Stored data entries

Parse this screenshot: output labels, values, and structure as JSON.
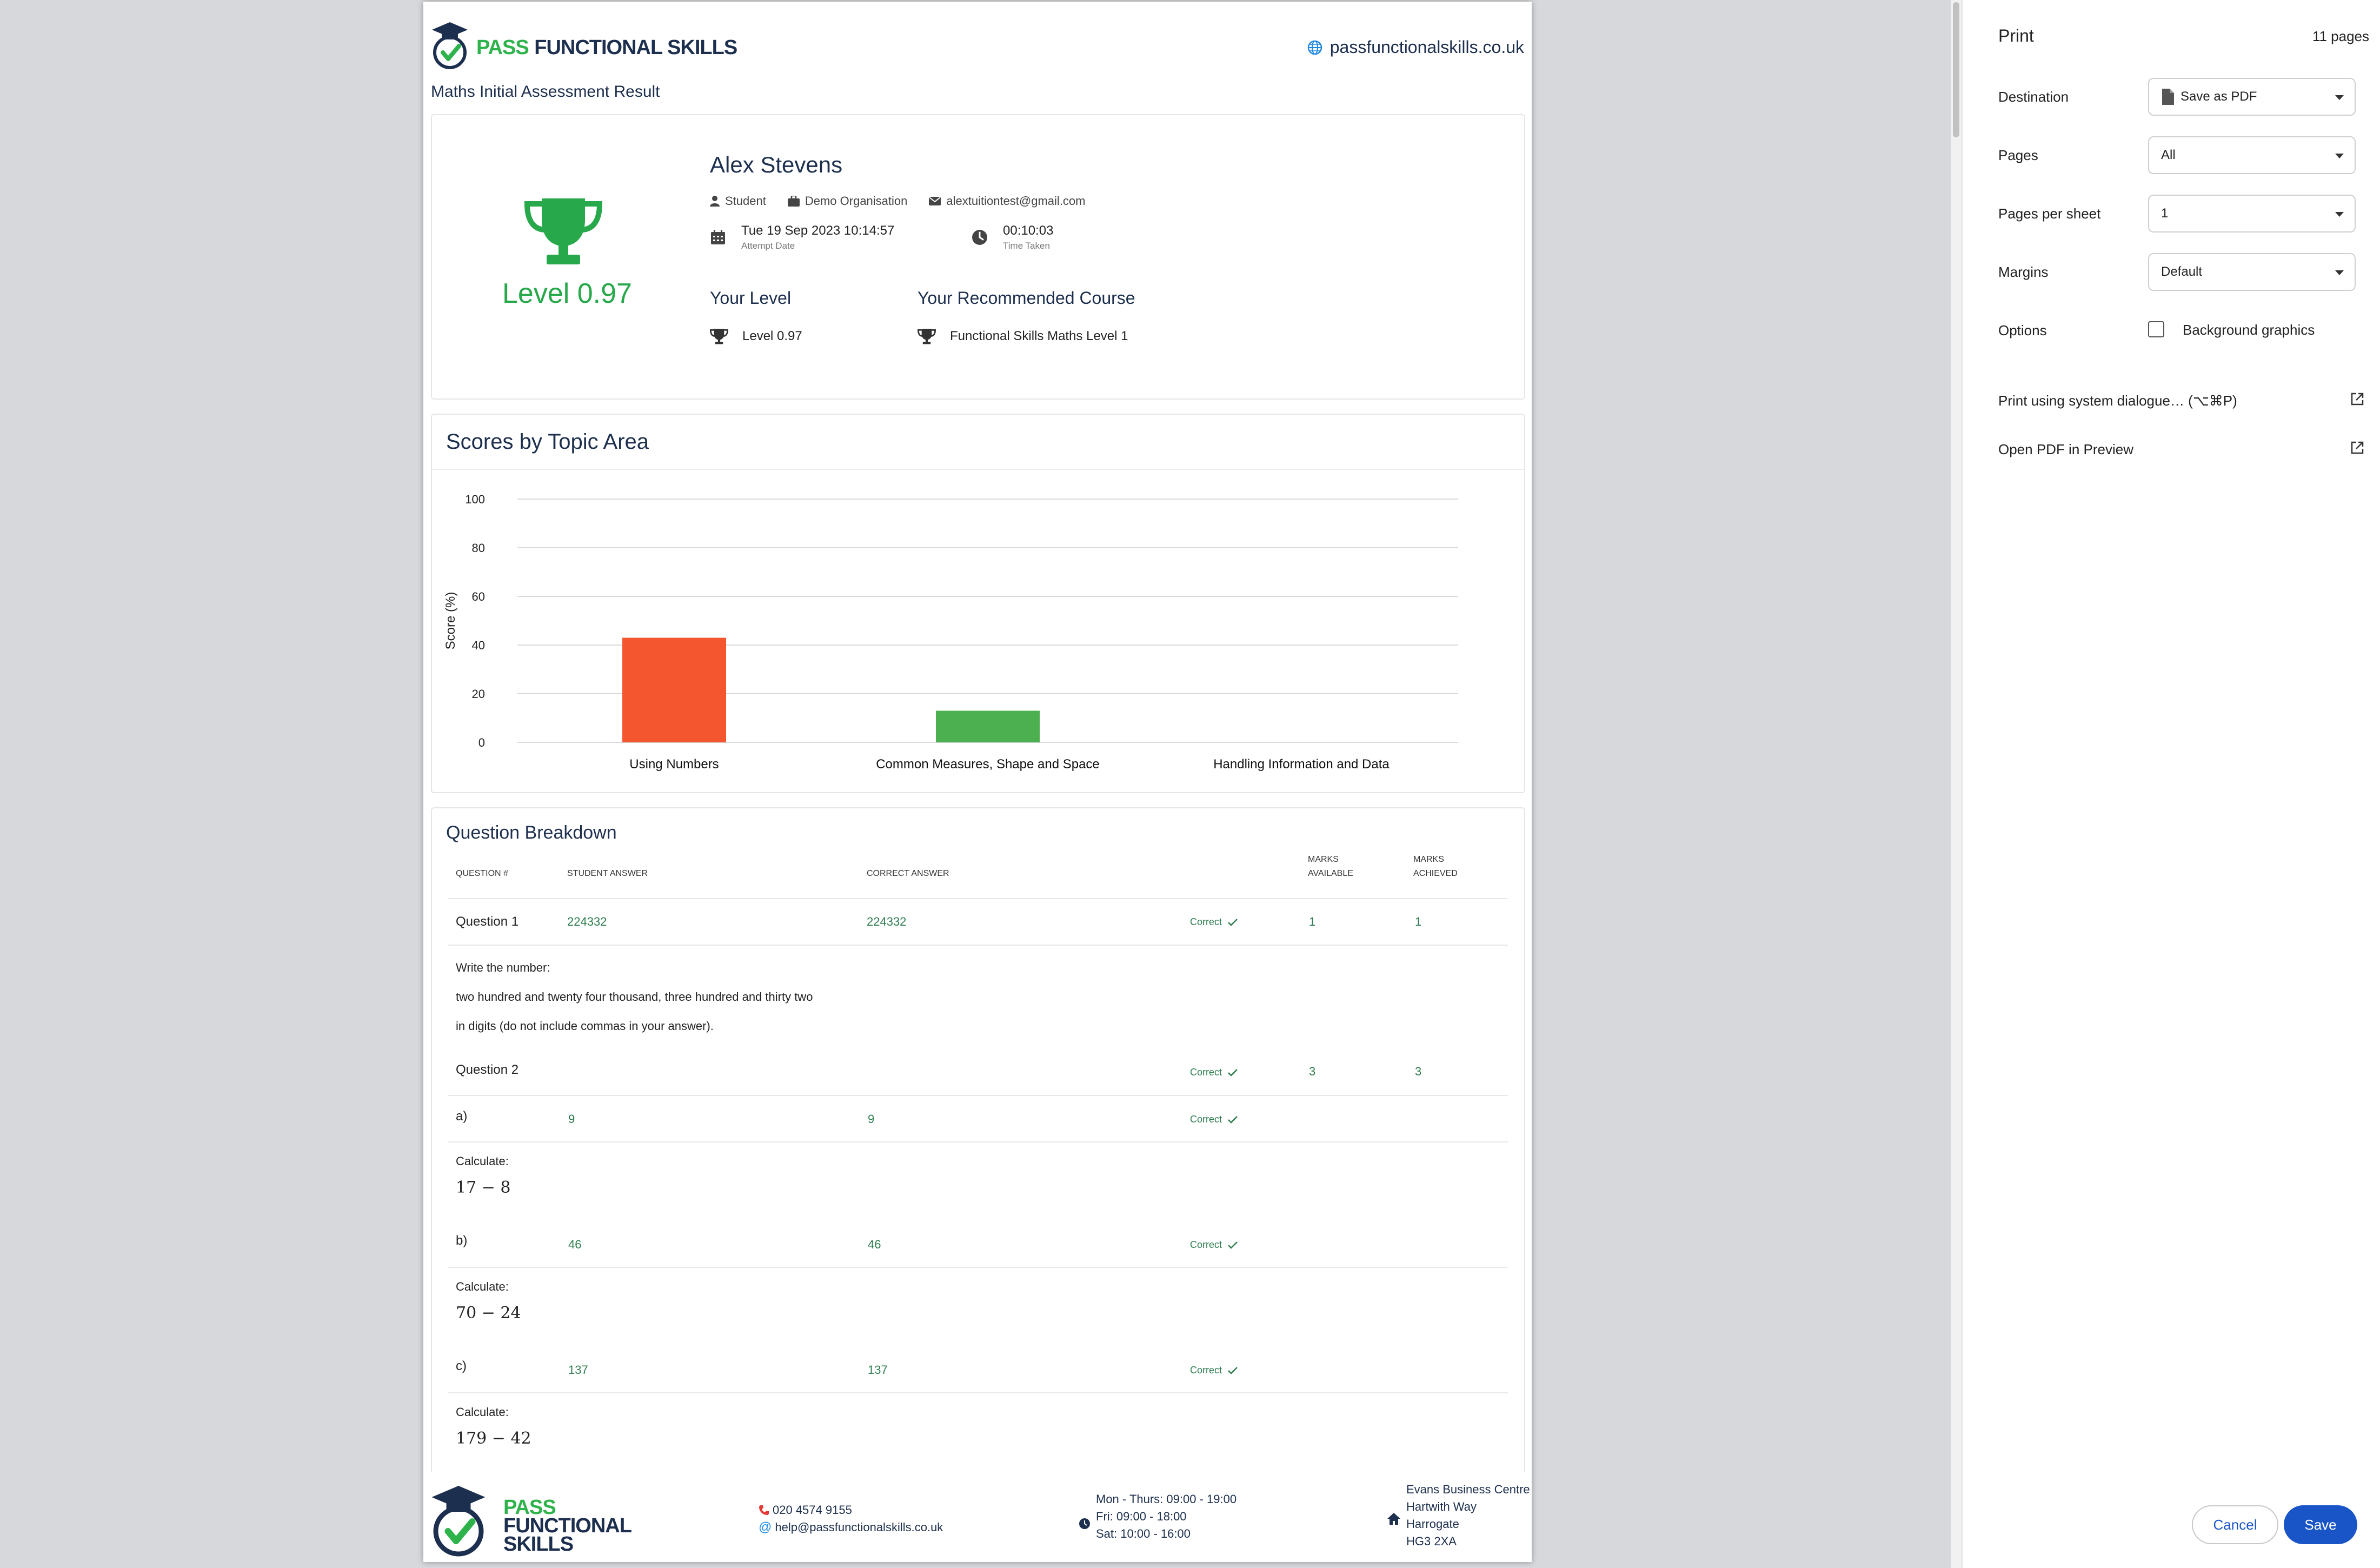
{
  "header": {
    "brand_pass": "PASS",
    "brand_rest": "FUNCTIONAL SKILLS",
    "site": "passfunctionalskills.co.uk",
    "report_title": "Maths Initial Assessment Result"
  },
  "profile": {
    "big_level": "Level 0.97",
    "name": "Alex Stevens",
    "role": "Student",
    "organisation": "Demo Organisation",
    "email": "alextuitiontest@gmail.com",
    "attempt_date": "Tue 19 Sep 2023 10:14:57",
    "attempt_date_label": "Attempt Date",
    "time_taken": "00:10:03",
    "time_taken_label": "Time Taken",
    "your_level_heading": "Your Level",
    "your_level_value": "Level 0.97",
    "course_heading": "Your Recommended Course",
    "course_value": "Functional Skills Maths Level 1"
  },
  "chart_data": {
    "type": "bar",
    "title": "Scores by Topic Area",
    "ylabel": "Score (%)",
    "xlabel": "",
    "ylim": [
      0,
      100
    ],
    "yticks": [
      0,
      20,
      40,
      60,
      80,
      100
    ],
    "categories": [
      "Using Numbers",
      "Common Measures, Shape and Space",
      "Handling Information and Data"
    ],
    "values": [
      43,
      13,
      0
    ],
    "colors": [
      "#f4572f",
      "#4caf50",
      "#2196f3"
    ],
    "grid": true
  },
  "breakdown": {
    "title": "Question Breakdown",
    "columns": {
      "question": "QUESTION #",
      "student": "STUDENT ANSWER",
      "correct": "CORRECT ANSWER",
      "available_1": "MARKS",
      "available_2": "AVAILABLE",
      "achieved_1": "MARKS",
      "achieved_2": "ACHIEVED"
    },
    "status_correct": "Correct",
    "q1": {
      "label": "Question 1",
      "student": "224332",
      "correct": "224332",
      "available": "1",
      "achieved": "1",
      "text_1": "Write the number:",
      "text_2": "two hundred and twenty four thousand, three hundred and thirty two",
      "text_3": "in digits (do not include commas in your answer)."
    },
    "q2": {
      "label": "Question 2",
      "available": "3",
      "achieved": "3",
      "a_label": "a)",
      "a_student": "9",
      "a_correct": "9",
      "a_prompt": "Calculate:",
      "a_math": "17 − 8",
      "b_label": "b)",
      "b_student": "46",
      "b_correct": "46",
      "b_prompt": "Calculate:",
      "b_math": "70 − 24",
      "c_label": "c)",
      "c_student": "137",
      "c_correct": "137",
      "c_prompt": "Calculate:",
      "c_math": "179 − 42"
    }
  },
  "footer": {
    "brand_1": "PASS",
    "brand_2": "FUNCTIONAL",
    "brand_3": "SKILLS",
    "phone": "020 4574 9155",
    "email": "help@passfunctionalskills.co.uk",
    "hours_1": "Mon - Thurs: 09:00 - 19:00",
    "hours_2": "Fri: 09:00 - 18:00",
    "hours_3": "Sat: 10:00 - 16:00",
    "addr_1": "Evans Business Centre",
    "addr_2": "Hartwith Way",
    "addr_3": "Harrogate",
    "addr_4": "HG3 2XA"
  },
  "print_panel": {
    "title": "Print",
    "page_count": "11 pages",
    "destination_label": "Destination",
    "destination_value": "Save as PDF",
    "pages_label": "Pages",
    "pages_value": "All",
    "pps_label": "Pages per sheet",
    "pps_value": "1",
    "margins_label": "Margins",
    "margins_value": "Default",
    "options_label": "Options",
    "bg_graphics_label": "Background graphics",
    "system_dialog": "Print using system dialogue… (⌥⌘P)",
    "open_pdf": "Open PDF in Preview",
    "cancel": "Cancel",
    "save": "Save"
  }
}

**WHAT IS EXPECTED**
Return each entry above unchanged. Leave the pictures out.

**SOLUTION TO THIS EXERCISE**
Parse this screenshot: output labels, values, and structure as JSON.
{
  "header": {
    "brand_pass": "PASS",
    "brand_rest": "FUNCTIONAL SKILLS",
    "site": "passfunctionalskills.co.uk",
    "report_title": "Maths Initial Assessment Result"
  },
  "profile": {
    "big_level": "Level 0.97",
    "name": "Alex Stevens",
    "role": "Student",
    "organisation": "Demo Organisation",
    "email": "alextuitiontest@gmail.com",
    "attempt_date": "Tue 19 Sep 2023 10:14:57",
    "attempt_date_label": "Attempt Date",
    "time_taken": "00:10:03",
    "time_taken_label": "Time Taken",
    "your_level_heading": "Your Level",
    "your_level_value": "Level 0.97",
    "course_heading": "Your Recommended Course",
    "course_value": "Functional Skills Maths Level 1"
  },
  "chart_data": {
    "type": "bar",
    "title": "Scores by Topic Area",
    "ylabel": "Score (%)",
    "xlabel": "",
    "ylim": [
      0,
      100
    ],
    "yticks": [
      0,
      20,
      40,
      60,
      80,
      100
    ],
    "categories": [
      "Using Numbers",
      "Common Measures, Shape and Space",
      "Handling Information and Data"
    ],
    "values": [
      43,
      13,
      0
    ],
    "colors": [
      "#f4572f",
      "#4caf50",
      "#2196f3"
    ],
    "grid": true
  },
  "breakdown": {
    "title": "Question Breakdown",
    "columns": {
      "question": "QUESTION #",
      "student": "STUDENT ANSWER",
      "correct": "CORRECT ANSWER",
      "available_1": "MARKS",
      "available_2": "AVAILABLE",
      "achieved_1": "MARKS",
      "achieved_2": "ACHIEVED"
    },
    "status_correct": "Correct",
    "q1": {
      "label": "Question 1",
      "student": "224332",
      "correct": "224332",
      "available": "1",
      "achieved": "1",
      "text_1": "Write the number:",
      "text_2": "two hundred and twenty four thousand, three hundred and thirty two",
      "text_3": "in digits (do not include commas in your answer)."
    },
    "q2": {
      "label": "Question 2",
      "available": "3",
      "achieved": "3",
      "a_label": "a)",
      "a_student": "9",
      "a_correct": "9",
      "a_prompt": "Calculate:",
      "a_math": "17 − 8",
      "b_label": "b)",
      "b_student": "46",
      "b_correct": "46",
      "b_prompt": "Calculate:",
      "b_math": "70 − 24",
      "c_label": "c)",
      "c_student": "137",
      "c_correct": "137",
      "c_prompt": "Calculate:",
      "c_math": "179 − 42"
    }
  },
  "footer": {
    "brand_1": "PASS",
    "brand_2": "FUNCTIONAL",
    "brand_3": "SKILLS",
    "phone": "020 4574 9155",
    "email": "help@passfunctionalskills.co.uk",
    "hours_1": "Mon - Thurs: 09:00 - 19:00",
    "hours_2": "Fri: 09:00 - 18:00",
    "hours_3": "Sat: 10:00 - 16:00",
    "addr_1": "Evans Business Centre",
    "addr_2": "Hartwith Way",
    "addr_3": "Harrogate",
    "addr_4": "HG3 2XA"
  },
  "print_panel": {
    "title": "Print",
    "page_count": "11 pages",
    "destination_label": "Destination",
    "destination_value": "Save as PDF",
    "pages_label": "Pages",
    "pages_value": "All",
    "pps_label": "Pages per sheet",
    "pps_value": "1",
    "margins_label": "Margins",
    "margins_value": "Default",
    "options_label": "Options",
    "bg_graphics_label": "Background graphics",
    "system_dialog": "Print using system dialogue… (⌥⌘P)",
    "open_pdf": "Open PDF in Preview",
    "cancel": "Cancel",
    "save": "Save"
  }
}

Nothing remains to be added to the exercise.